▸ What is needed
Where an entry below contains an image, skip the image and reproduce the rest exactly.

Top of Stored data

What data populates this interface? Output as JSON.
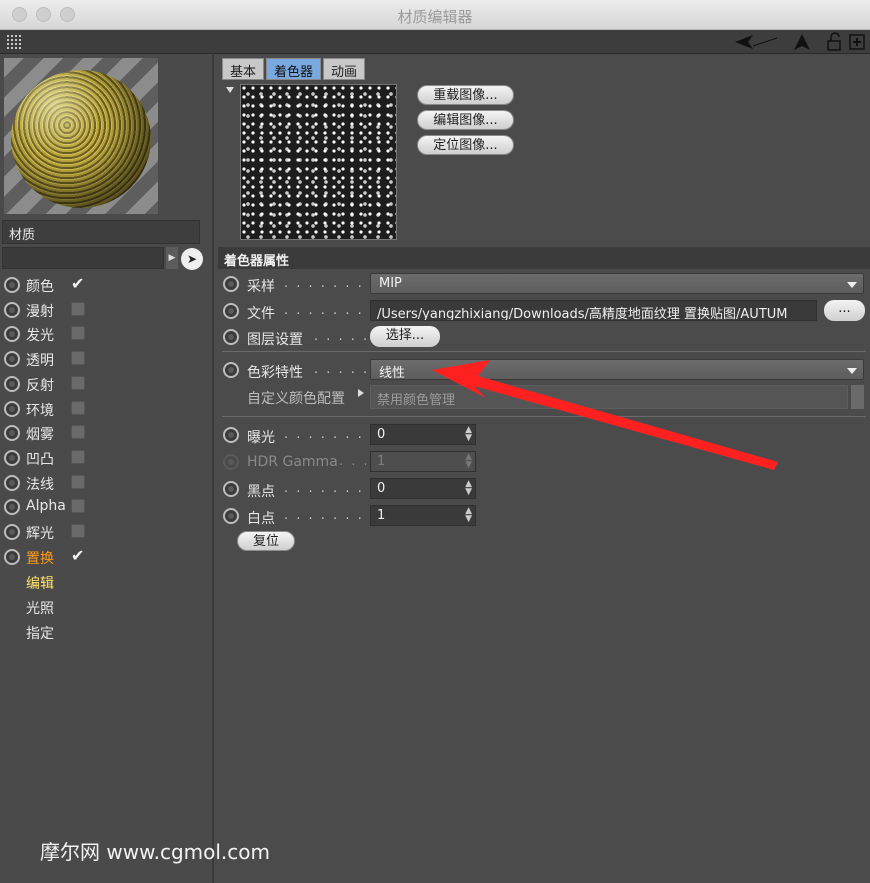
{
  "window": {
    "title": "材质编辑器"
  },
  "toolbar": {
    "icons": [
      "grip-icon",
      "back-arrow-icon",
      "navigate-arrow-icon",
      "lock-icon",
      "new-window-icon"
    ]
  },
  "material": {
    "name": "材质"
  },
  "channels": [
    {
      "label": "颜色",
      "checked": true
    },
    {
      "label": "漫射",
      "checked": false
    },
    {
      "label": "发光",
      "checked": false
    },
    {
      "label": "透明",
      "checked": false
    },
    {
      "label": "反射",
      "checked": false
    },
    {
      "label": "环境",
      "checked": false
    },
    {
      "label": "烟雾",
      "checked": false
    },
    {
      "label": "凹凸",
      "checked": false
    },
    {
      "label": "法线",
      "checked": false
    },
    {
      "label": "Alpha",
      "checked": false
    },
    {
      "label": "辉光",
      "checked": false
    },
    {
      "label": "置换",
      "checked": true,
      "active": true
    }
  ],
  "subitems": [
    {
      "label": "编辑",
      "highlight": true
    },
    {
      "label": "光照"
    },
    {
      "label": "指定"
    }
  ],
  "tabs": [
    {
      "label": "基本"
    },
    {
      "label": "着色器",
      "selected": true
    },
    {
      "label": "动画"
    }
  ],
  "image_buttons": {
    "reload": "重载图像...",
    "edit": "编辑图像...",
    "locate": "定位图像..."
  },
  "section_title": "着色器属性",
  "fields": {
    "sampling": {
      "label": "采样",
      "value": "MIP"
    },
    "file": {
      "label": "文件",
      "value": "/Users/yangzhixiang/Downloads/高精度地面纹理 置换贴图/AUTUM",
      "more": "..."
    },
    "layer": {
      "label": "图层设置",
      "button": "选择..."
    },
    "color_profile": {
      "label": "色彩特性",
      "value": "线性"
    },
    "custom_profile": {
      "label": "自定义颜色配置",
      "value": "禁用颜色管理"
    },
    "exposure": {
      "label": "曝光",
      "value": "0"
    },
    "hdr_gamma": {
      "label": "HDR Gamma",
      "value": "1"
    },
    "black_point": {
      "label": "黑点",
      "value": "0"
    },
    "white_point": {
      "label": "白点",
      "value": "1"
    }
  },
  "reset_button": "复位",
  "watermark": "摩尔网 www.cgmol.com",
  "colors": {
    "accent_tab": "#79a9e0",
    "active_channel": "#ff9a1c",
    "annotation_arrow": "#ff2020"
  }
}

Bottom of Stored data

▸ Expected output
What data populates this interface? Output as JSON.
{
  "window": {
    "title": "材质编辑器"
  },
  "toolbar": {
    "icons": [
      "grip-icon",
      "back-arrow-icon",
      "navigate-arrow-icon",
      "lock-icon",
      "new-window-icon"
    ]
  },
  "material": {
    "name": "材质"
  },
  "channels": [
    {
      "label": "颜色",
      "checked": true
    },
    {
      "label": "漫射",
      "checked": false
    },
    {
      "label": "发光",
      "checked": false
    },
    {
      "label": "透明",
      "checked": false
    },
    {
      "label": "反射",
      "checked": false
    },
    {
      "label": "环境",
      "checked": false
    },
    {
      "label": "烟雾",
      "checked": false
    },
    {
      "label": "凹凸",
      "checked": false
    },
    {
      "label": "法线",
      "checked": false
    },
    {
      "label": "Alpha",
      "checked": false
    },
    {
      "label": "辉光",
      "checked": false
    },
    {
      "label": "置换",
      "checked": true,
      "active": true
    }
  ],
  "subitems": [
    {
      "label": "编辑",
      "highlight": true
    },
    {
      "label": "光照"
    },
    {
      "label": "指定"
    }
  ],
  "tabs": [
    {
      "label": "基本"
    },
    {
      "label": "着色器",
      "selected": true
    },
    {
      "label": "动画"
    }
  ],
  "image_buttons": {
    "reload": "重载图像...",
    "edit": "编辑图像...",
    "locate": "定位图像..."
  },
  "section_title": "着色器属性",
  "fields": {
    "sampling": {
      "label": "采样",
      "value": "MIP"
    },
    "file": {
      "label": "文件",
      "value": "/Users/yangzhixiang/Downloads/高精度地面纹理 置换贴图/AUTUM",
      "more": "..."
    },
    "layer": {
      "label": "图层设置",
      "button": "选择..."
    },
    "color_profile": {
      "label": "色彩特性",
      "value": "线性"
    },
    "custom_profile": {
      "label": "自定义颜色配置",
      "value": "禁用颜色管理"
    },
    "exposure": {
      "label": "曝光",
      "value": "0"
    },
    "hdr_gamma": {
      "label": "HDR Gamma",
      "value": "1"
    },
    "black_point": {
      "label": "黑点",
      "value": "0"
    },
    "white_point": {
      "label": "白点",
      "value": "1"
    }
  },
  "reset_button": "复位",
  "watermark": "摩尔网 www.cgmol.com",
  "colors": {
    "accent_tab": "#79a9e0",
    "active_channel": "#ff9a1c",
    "annotation_arrow": "#ff2020"
  }
}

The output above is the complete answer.